[[ INFORMATION PROVIDED open ]]

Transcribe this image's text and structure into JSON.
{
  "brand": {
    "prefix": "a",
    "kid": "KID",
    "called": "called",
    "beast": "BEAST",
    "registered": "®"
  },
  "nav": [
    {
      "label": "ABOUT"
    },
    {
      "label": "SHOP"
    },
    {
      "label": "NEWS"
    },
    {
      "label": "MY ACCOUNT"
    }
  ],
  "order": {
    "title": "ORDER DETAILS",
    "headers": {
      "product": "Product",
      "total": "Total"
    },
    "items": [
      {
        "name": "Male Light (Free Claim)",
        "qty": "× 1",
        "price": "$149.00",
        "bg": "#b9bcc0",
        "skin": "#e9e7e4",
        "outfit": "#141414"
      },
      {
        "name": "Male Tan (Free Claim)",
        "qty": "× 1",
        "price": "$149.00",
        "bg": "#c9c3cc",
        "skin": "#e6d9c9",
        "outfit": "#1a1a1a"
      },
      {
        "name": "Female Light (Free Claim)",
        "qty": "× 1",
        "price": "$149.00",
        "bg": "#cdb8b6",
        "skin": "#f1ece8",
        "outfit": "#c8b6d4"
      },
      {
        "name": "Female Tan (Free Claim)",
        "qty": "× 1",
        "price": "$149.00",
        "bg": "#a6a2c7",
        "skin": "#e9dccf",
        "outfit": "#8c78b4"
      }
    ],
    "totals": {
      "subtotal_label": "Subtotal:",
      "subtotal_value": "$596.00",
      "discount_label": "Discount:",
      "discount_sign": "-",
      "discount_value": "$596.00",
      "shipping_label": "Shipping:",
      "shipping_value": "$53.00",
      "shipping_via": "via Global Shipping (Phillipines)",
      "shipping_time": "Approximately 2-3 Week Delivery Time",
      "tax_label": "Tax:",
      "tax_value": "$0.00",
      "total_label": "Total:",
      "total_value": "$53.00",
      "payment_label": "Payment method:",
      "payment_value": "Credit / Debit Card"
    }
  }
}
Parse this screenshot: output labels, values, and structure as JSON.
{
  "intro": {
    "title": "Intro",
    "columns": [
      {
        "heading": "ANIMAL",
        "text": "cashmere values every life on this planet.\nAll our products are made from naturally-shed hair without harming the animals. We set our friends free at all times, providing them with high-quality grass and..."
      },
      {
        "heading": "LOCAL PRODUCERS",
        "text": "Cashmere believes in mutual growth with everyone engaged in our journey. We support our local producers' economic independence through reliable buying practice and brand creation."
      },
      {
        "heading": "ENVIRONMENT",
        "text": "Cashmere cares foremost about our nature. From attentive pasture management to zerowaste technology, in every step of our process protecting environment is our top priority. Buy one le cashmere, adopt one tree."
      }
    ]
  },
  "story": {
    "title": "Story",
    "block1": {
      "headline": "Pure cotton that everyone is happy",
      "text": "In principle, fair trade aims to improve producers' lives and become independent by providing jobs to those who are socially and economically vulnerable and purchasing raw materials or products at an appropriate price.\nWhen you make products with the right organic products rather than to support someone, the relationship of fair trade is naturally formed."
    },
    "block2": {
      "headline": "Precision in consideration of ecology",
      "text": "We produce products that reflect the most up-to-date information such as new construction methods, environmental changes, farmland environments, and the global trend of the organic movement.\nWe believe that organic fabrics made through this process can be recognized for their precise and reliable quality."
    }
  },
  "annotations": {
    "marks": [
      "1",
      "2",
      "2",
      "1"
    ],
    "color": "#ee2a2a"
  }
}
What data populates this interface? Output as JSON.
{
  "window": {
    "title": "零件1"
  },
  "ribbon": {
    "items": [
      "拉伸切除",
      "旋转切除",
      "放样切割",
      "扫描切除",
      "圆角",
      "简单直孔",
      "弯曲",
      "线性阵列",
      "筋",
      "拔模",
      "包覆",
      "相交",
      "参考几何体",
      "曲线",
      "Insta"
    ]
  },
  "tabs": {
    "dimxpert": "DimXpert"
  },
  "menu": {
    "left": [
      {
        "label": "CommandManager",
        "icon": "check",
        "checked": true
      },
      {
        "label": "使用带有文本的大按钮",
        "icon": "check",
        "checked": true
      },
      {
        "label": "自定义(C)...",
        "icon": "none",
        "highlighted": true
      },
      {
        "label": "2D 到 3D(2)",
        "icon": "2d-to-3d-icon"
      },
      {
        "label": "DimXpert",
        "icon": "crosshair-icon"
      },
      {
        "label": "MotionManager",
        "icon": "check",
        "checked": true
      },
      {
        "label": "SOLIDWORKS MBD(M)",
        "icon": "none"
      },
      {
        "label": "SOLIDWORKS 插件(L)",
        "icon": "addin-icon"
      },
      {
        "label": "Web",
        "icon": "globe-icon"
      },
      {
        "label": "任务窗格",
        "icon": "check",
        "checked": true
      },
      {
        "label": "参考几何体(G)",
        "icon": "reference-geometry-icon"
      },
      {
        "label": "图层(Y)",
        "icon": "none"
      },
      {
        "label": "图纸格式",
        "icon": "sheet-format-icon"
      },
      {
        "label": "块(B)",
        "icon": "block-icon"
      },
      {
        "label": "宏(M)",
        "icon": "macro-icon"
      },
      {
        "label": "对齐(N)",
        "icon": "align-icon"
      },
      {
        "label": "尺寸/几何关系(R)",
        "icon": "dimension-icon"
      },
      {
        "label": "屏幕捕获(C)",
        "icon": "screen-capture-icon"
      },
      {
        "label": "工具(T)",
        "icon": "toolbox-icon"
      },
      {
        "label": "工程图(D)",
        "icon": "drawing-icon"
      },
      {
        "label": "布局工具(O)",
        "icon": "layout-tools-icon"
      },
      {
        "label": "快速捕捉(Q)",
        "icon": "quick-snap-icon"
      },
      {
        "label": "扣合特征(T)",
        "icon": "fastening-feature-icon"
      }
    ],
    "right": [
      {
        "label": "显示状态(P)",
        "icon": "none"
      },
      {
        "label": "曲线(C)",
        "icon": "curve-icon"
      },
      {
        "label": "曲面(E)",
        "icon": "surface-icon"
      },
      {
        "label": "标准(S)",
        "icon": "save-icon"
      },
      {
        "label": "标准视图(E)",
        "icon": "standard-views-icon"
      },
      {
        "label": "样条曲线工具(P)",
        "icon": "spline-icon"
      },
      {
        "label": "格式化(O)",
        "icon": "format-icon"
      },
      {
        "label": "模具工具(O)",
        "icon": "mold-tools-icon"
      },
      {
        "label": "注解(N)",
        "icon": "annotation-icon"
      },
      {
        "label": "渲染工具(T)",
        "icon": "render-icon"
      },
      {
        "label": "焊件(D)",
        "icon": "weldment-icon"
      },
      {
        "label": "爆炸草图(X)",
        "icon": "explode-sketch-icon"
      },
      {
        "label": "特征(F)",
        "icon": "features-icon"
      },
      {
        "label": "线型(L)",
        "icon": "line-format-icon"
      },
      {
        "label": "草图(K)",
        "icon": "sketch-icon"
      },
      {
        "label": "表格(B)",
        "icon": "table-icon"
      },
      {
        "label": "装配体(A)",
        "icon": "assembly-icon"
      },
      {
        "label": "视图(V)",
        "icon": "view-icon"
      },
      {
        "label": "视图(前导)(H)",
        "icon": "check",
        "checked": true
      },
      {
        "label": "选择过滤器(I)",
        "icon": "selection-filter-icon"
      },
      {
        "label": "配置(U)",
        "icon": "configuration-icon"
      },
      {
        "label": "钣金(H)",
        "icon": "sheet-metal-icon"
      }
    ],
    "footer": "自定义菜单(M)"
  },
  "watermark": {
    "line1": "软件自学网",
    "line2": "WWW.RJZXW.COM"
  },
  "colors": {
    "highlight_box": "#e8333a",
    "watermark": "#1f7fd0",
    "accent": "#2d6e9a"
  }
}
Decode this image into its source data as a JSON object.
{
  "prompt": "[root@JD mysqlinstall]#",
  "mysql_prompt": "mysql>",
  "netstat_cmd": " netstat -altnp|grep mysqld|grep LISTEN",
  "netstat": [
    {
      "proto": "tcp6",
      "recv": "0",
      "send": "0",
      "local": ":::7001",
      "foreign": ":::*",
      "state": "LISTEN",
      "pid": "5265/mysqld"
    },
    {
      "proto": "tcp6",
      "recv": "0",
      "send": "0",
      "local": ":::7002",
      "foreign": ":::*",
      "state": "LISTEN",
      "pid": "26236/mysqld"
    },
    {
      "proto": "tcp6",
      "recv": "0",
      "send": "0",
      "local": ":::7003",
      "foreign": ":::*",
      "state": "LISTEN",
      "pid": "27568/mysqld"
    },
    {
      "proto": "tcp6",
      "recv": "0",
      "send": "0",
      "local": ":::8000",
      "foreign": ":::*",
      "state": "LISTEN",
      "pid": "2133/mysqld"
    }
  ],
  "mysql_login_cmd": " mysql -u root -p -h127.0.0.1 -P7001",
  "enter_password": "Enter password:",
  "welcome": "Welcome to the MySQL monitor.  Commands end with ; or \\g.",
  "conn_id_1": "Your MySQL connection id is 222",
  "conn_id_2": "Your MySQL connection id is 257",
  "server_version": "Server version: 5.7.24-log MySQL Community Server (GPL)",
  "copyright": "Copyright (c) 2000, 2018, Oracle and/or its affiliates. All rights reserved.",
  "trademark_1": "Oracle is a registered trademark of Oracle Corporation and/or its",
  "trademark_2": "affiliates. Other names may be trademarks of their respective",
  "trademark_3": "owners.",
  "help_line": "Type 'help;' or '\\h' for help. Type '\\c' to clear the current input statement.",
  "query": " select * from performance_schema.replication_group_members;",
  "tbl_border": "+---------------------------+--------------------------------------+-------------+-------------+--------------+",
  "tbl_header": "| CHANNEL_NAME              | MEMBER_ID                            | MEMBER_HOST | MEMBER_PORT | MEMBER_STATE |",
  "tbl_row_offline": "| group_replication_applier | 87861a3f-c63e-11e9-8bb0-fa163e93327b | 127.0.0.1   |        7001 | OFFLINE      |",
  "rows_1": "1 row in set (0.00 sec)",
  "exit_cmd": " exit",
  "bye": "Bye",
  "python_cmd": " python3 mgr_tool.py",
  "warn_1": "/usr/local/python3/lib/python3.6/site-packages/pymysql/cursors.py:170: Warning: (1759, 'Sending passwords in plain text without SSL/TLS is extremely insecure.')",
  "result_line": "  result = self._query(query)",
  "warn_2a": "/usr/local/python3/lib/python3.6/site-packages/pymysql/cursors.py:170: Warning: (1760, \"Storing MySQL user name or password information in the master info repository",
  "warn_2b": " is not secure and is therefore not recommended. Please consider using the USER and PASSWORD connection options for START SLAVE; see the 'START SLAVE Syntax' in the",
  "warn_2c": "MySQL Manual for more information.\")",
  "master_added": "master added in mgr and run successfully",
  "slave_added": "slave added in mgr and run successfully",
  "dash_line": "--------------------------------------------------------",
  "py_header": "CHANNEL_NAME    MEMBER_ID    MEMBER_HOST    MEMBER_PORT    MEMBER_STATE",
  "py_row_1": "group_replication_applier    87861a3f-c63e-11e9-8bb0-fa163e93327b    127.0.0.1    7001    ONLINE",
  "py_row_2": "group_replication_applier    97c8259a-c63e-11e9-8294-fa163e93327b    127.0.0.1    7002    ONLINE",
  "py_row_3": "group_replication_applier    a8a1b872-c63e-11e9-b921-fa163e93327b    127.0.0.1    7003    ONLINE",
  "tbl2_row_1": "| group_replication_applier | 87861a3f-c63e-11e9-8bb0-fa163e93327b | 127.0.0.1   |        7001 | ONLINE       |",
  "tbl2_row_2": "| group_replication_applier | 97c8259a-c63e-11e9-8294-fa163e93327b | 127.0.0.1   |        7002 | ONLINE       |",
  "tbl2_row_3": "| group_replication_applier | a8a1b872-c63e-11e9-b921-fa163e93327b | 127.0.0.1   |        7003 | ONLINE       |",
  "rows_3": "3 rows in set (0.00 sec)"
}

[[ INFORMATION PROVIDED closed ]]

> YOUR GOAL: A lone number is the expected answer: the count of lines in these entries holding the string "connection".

> SOLUTION: 3